Intense Holiday, who had won the Risen Star Stakes, looked like a winner again as he advanced in the second turn. But he ducked in with about three-sixteenths of a mile remaining, lost his action and suddenly gave up about three lengths. Once he got back on his right lead and resumed running, Vicar’s in Trouble was gone. Intense Holiday clearly took a step backwards here. On the other hand, Super
Saver, Mine That Bird, Street Sense, Giacomo, Funny Cide and Monarchos, just to name those since 2000, all lost in their final prep before winning the Kentucky Derby. Perhaps Intense Holiday raced too close to the pace early – he was more than two lengths back after the opening half-mile, compared to being six behind the slower pace of the Risen Star – or maybe it was purely a mental mistake. But Intense Holiday galloped out strongly, passing the winner beyond the wire, and could put everything together again in Kentucky. He has 93 qualifying points.
Albano, who had finished second in the Risen Star, ran fifth but was moved up to fourth with the disqualification of In Trouble. Albano raced wide throughout and was forced even further out by In Trouble on the backstretch. Although he finished more than 10 lengths back, Albano has 34 qualifying points, which might suffice.

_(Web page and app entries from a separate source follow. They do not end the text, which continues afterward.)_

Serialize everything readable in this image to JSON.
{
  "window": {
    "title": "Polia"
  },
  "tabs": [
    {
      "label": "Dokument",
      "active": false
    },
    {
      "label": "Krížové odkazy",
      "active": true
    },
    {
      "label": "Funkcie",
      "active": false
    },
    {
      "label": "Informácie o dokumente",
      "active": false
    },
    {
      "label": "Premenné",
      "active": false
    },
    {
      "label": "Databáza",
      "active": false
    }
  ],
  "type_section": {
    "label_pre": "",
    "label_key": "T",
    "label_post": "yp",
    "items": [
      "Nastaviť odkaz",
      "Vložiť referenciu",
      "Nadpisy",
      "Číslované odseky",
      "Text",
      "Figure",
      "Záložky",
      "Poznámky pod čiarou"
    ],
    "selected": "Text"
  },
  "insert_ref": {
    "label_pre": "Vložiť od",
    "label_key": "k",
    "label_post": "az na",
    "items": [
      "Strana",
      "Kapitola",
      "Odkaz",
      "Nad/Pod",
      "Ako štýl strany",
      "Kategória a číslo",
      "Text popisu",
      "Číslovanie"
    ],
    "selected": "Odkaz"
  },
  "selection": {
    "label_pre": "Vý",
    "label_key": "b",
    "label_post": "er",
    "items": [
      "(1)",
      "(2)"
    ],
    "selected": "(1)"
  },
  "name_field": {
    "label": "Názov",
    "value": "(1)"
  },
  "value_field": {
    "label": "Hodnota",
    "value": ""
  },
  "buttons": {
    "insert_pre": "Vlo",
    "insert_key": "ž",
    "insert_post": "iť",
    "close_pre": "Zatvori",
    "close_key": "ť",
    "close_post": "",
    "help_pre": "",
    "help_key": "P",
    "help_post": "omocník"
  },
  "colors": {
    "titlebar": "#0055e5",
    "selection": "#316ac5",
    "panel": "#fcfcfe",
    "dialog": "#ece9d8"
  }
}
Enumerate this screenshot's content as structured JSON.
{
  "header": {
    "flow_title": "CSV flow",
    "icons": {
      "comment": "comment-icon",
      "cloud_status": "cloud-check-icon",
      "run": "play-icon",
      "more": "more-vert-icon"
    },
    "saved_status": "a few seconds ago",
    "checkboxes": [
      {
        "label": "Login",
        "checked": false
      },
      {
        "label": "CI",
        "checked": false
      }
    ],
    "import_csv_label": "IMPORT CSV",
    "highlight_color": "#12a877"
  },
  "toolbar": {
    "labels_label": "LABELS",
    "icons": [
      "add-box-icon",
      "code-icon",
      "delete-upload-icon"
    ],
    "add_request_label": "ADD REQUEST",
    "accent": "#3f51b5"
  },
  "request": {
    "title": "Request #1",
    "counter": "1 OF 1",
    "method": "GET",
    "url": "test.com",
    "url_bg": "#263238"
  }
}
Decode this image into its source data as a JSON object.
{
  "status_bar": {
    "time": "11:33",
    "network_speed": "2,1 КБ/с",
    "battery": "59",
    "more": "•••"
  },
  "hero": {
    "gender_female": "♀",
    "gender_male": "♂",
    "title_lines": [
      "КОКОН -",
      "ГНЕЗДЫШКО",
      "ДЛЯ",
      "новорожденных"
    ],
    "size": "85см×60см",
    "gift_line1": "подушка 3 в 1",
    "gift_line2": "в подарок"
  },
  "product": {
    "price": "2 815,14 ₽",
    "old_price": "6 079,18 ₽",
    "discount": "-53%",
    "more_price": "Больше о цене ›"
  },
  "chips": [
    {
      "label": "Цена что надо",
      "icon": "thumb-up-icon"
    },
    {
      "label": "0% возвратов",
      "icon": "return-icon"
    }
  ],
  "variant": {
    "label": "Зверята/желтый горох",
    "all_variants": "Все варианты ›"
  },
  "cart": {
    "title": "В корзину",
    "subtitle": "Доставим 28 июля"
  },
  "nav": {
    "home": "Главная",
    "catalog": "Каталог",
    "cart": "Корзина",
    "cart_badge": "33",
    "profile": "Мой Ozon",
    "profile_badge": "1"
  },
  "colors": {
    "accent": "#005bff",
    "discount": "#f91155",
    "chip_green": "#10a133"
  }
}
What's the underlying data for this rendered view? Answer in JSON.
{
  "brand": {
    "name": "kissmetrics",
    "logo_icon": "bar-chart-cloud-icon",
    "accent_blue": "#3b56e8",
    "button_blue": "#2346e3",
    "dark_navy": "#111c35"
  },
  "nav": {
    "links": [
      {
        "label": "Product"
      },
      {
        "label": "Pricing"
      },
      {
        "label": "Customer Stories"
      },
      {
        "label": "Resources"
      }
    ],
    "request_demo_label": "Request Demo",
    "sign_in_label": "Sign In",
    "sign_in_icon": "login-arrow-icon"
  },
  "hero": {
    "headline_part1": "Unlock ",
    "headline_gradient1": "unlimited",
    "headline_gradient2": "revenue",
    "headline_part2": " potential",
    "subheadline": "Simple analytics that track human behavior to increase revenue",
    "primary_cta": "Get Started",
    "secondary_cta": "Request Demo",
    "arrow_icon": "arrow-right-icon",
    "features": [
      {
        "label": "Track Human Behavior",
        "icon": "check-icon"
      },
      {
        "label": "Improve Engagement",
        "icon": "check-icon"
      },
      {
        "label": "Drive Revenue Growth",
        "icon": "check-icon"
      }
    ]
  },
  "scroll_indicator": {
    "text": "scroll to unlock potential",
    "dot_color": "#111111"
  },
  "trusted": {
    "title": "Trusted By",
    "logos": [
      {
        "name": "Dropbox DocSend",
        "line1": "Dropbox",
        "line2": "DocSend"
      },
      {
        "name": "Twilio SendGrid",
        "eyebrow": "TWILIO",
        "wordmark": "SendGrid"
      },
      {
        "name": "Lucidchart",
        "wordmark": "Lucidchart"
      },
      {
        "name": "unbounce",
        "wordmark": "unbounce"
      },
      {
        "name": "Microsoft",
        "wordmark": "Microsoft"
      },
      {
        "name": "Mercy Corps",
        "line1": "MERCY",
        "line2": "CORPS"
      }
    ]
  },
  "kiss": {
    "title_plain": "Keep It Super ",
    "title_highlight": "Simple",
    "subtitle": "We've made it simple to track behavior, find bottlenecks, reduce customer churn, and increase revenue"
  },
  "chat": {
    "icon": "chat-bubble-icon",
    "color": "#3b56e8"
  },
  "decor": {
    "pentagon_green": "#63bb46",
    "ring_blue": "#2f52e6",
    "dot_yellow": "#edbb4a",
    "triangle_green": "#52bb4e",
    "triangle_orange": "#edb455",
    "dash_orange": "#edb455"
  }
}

Commanding Curve, who finished third, is another intriguing horse coming out of the Louisiana Derby. When Rise Up ducked in at the start, he delivered a full-body block on Commanding Curve. Last early, he finished fastest of all, running the final three-eighths in about 37.33 seconds. He galloped out strongly, too. He has only 20 qualifying points and may not have the chance to run in the Kentucky Derby, but his trainer, Dallas Stewart, was in a similar position last year with a late-running, late-developing colt named Golden Soul, who had finished fourth in the Louisiana Derby before running second, at 34-1, in the most famous of races.